Ambulances are seen outside the church premises with gathered people and security personnel following a blast at the St. Anthony’s Shrine in Kochchikade, Colombo on April 21, 2019. / ISHARA S. K

CNA Staff, Apr 21, 2021 / 18:00 pm (CNA).

Numerous religious leaders gathered in Sri Lanka to mark the second anniversary of the 2019 Easter Sunday suicide bombings and to pray for an end to religious extremism. 

Cardinal Malcolm Ranjith, the archbishop of Colombo, spoke at St. Anthony’s Shrine, along with Hindu, Buddhist, and Muslim leaders. The service included prayers and two minutes of silence in remembrance of the dead.

Ranjith challenged the country’s Muslim communities to reject extremism and help Catholics identify those behind the 2019 bombings, which killed 269 people at two Catholic churches, a protestant church, and three hotels. 

“[B]e brave enough to reject extremism. You fully understand that there is no connection with religion and teachings to murder,” he said, according to the Associated Press. 

“We are surprised that even after two years, answers to the questions of who and why and what of these attacks have not been found by the relevant authorities.”

St. Anthony’s Shrine was the location of the first bomb explosion during Easter Sunday Mass two years ago. The attacks are believed to have been carried out by two local radical Islamist groups who had pledged allegiance to ISIS.

Muslim cleric Hassan Moulan also spoke at the service, the Associated Press reported. He said the Islamic faith does not justify crime and said Mulsims around the world condemned the attack. He added that to distance the suicide bombers who carried out the attacks from the religion of Islam, the the Sri Lanka Muslim community has not permitted their bodies to be buried in its cemeteries. 

Following the bombings, then-President Maithripala Sirisena created a five-person commission to investigate the attacks. The commission’s final report was presented to current President Gotabaya Rajapaksa in February 2021.

Rajapaksa then appointed a new six-member committee to study the report but did not share the report with the Church or with the attorney general.

The refusal to release the contents of the report has led to criticism, with fears that corruption or negligence have prevented the prosecution of collaborators in the attack. The study committee is composed only of government ministers who are members of the ruling coalition.

In October 2020, five of seven suspects arrested in connection with the attacks were released by the government, on the stated grounds of lack of evidence.
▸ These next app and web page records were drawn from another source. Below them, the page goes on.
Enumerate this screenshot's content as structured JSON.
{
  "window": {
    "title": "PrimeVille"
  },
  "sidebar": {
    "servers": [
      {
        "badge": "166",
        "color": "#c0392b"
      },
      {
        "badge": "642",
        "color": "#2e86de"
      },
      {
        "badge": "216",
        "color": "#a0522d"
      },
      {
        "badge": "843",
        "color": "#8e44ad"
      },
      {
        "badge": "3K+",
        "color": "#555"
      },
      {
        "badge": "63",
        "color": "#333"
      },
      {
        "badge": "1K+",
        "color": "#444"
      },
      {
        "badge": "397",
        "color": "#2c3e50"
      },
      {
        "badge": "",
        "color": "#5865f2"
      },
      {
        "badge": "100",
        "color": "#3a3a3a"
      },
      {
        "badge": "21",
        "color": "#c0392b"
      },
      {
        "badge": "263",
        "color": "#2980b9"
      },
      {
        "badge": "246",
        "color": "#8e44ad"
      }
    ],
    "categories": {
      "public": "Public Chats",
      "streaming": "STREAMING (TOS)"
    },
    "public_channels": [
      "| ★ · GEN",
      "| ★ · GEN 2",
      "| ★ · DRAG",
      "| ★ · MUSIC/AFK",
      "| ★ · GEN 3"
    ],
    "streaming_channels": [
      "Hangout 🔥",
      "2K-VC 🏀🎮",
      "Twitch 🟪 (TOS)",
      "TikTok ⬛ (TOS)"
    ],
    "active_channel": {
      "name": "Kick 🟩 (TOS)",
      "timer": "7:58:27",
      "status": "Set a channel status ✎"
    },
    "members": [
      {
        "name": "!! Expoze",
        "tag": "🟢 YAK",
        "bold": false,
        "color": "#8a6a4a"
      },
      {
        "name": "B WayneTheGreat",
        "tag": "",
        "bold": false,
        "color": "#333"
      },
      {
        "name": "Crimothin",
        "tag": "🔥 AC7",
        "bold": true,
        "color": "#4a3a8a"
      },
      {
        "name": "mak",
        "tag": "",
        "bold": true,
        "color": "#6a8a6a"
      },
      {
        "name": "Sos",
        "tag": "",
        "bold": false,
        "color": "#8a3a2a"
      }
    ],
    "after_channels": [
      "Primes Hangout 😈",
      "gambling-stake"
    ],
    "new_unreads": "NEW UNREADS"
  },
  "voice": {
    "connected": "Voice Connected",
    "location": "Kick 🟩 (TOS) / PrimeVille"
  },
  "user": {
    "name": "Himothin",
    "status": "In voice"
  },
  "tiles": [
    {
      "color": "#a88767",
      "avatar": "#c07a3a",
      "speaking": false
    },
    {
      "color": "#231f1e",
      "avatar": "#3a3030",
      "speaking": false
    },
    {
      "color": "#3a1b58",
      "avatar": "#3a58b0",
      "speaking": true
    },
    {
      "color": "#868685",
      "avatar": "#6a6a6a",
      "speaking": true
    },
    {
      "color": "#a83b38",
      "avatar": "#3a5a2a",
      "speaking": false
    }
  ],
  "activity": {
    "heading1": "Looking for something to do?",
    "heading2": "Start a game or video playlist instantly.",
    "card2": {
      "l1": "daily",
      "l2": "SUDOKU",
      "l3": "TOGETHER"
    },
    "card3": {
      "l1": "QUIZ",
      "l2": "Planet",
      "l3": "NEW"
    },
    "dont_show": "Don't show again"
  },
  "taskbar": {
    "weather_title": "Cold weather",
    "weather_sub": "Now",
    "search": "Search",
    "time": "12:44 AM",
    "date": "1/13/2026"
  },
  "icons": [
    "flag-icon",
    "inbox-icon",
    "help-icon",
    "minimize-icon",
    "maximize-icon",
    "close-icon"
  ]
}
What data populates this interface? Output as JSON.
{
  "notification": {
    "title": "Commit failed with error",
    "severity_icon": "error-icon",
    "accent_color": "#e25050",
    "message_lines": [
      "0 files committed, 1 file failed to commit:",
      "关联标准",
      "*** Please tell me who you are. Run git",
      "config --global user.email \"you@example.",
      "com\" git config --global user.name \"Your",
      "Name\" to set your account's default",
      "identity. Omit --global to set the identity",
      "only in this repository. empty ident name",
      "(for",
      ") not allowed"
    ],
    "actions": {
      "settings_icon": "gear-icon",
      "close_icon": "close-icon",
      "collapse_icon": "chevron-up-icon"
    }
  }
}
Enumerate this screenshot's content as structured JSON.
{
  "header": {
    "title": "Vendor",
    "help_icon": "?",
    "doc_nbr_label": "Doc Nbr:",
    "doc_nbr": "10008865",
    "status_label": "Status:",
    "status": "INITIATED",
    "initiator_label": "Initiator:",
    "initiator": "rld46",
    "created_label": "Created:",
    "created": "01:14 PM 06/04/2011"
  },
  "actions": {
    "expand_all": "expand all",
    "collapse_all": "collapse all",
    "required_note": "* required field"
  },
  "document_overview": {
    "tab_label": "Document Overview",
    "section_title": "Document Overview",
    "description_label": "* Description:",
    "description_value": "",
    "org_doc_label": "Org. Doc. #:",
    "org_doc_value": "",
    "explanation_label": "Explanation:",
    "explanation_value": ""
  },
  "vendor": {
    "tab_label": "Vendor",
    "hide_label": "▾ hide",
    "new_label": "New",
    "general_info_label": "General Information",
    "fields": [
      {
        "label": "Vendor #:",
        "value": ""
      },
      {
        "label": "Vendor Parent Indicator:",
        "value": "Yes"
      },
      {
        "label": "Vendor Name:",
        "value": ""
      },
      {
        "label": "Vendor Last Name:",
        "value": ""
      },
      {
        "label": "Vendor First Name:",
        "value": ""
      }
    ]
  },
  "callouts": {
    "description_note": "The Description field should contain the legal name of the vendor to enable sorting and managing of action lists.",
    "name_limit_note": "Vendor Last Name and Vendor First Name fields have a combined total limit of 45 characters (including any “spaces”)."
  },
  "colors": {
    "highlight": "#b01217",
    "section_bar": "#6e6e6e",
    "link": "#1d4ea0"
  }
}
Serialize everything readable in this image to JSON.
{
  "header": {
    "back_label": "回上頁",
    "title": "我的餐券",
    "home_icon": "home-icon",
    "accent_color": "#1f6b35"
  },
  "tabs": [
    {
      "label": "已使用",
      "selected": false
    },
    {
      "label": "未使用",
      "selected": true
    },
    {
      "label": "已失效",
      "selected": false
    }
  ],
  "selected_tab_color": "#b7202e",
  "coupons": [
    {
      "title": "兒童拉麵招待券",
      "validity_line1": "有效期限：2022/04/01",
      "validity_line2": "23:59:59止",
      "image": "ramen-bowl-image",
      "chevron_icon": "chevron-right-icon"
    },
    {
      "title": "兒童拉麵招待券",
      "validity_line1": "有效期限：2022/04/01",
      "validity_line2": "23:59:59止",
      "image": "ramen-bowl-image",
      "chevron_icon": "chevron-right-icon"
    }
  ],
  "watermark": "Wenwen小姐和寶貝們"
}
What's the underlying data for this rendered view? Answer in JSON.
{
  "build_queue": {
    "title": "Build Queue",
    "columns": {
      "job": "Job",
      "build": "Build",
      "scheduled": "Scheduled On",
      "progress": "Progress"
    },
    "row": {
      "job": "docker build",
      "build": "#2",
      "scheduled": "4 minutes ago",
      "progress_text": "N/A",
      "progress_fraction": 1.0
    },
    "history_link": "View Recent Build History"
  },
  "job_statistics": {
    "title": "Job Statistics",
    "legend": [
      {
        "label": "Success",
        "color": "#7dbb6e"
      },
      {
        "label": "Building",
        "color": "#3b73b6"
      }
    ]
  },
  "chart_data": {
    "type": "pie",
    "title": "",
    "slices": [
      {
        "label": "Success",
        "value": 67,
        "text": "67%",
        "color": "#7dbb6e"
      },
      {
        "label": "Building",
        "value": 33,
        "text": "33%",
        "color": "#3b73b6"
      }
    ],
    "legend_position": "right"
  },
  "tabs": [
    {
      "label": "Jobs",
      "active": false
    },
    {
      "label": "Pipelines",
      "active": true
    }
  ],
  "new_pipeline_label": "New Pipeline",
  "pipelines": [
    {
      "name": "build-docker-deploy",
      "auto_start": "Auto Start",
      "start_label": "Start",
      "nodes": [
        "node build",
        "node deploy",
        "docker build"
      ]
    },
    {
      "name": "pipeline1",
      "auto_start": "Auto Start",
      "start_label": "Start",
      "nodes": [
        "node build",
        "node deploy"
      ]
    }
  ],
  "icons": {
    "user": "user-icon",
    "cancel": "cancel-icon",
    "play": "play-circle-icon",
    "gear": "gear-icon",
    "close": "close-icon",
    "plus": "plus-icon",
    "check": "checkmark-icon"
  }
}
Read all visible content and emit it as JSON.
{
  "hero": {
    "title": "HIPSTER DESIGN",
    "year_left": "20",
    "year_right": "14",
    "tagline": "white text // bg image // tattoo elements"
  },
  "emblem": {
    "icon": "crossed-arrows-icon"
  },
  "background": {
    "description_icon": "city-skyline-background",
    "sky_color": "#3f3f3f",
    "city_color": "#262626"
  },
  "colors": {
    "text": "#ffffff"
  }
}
At that time, Ranjith said security officials had confirmed to him that there was sufficient evidence against many of the suspects who had been arrested. The cardinal, along with friends and family of the victims, have said they fear the release of the suspects meant corruption, or a lack of a thorough investigation, on the part of the Sri Lankan Criminal Investigation Department.